The RSN is working alongside partners – such as the Defence Science and Technology Agency and DSO National Laboratories – to trial and fine-tune the use of unmanned vessels for maritime security operations, including mine clearance.
In the past, all maritime security operations were conducted by manned ships. For example, if sea lanes needed to be cleared of underwater threats like mines, the RSN would deploy its Mine Countermeasure Vessels (MCMVs).
As technology evolved, the EMDS was introduced in 2012 and deployed off the MCMV to keep some distance between the ship and the threat.
With the introduction of the Mine Countermeasure (MCM) USVs in 2017, the crew is kept entirely ashore, out of harm's way, while the USV investigates and neutralises the underwater threats.
Saving time & manpower

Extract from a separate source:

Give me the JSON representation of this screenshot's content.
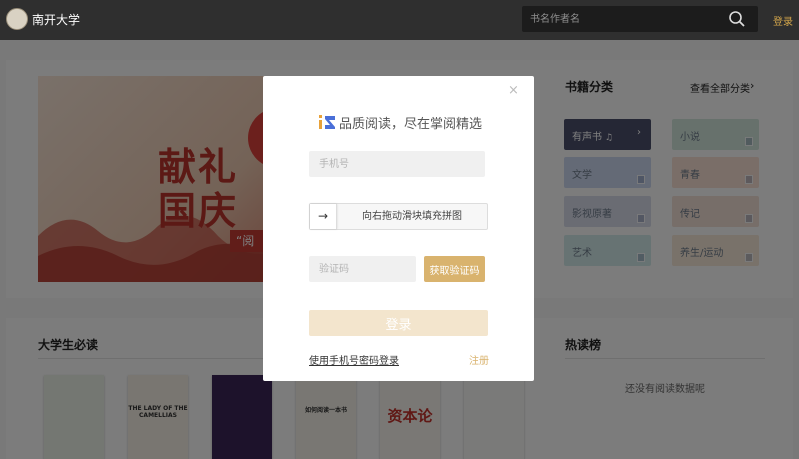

"Having the EMDS launched from an unmanned vessel makes sense because it saves a lot of manpower and time," said Major (MAJ) Sandra Leo, 33, Executive Officer of the MCM Squadron in 6th Flotilla.
Currently, when the EMDS is launched from one of the MCMVs, its crew has to manually deploy the 50kg system with a crane. With the MCM USV, the EMDS can be pre-loaded and launched autonomously.
It takes about 10 minutes to launch the MCM USV with the EMDS to sea for operations, while an MCMV out at sea needs about 30 minutes to prepare and launch.
The adoption of unmanned technology also reduces the manpower needed for such operations. A total of three people – a Mine Hunting Officer and two USV operators – are needed to operate the EMDS from the unmanned control station, compared to a MCMV that has 32 crew on board.
Moving from remote to autonomous
In addition to the MCM USVs, the RSN is trialling the use of USVs for maritime security to conduct round-the-clock patrols as well as investigate and intercept suspicious vessels in Singapore waters.
Sea trials for these self-driving Maritime Security USVs will be completed by the end of this year.
To MAJ Leo, it is a privilege to be part of this project: "It's an exciting time to be in 6th Flotilla – we are pushing boundaries and realising dreams as we write the next chapter for our unmanned journey."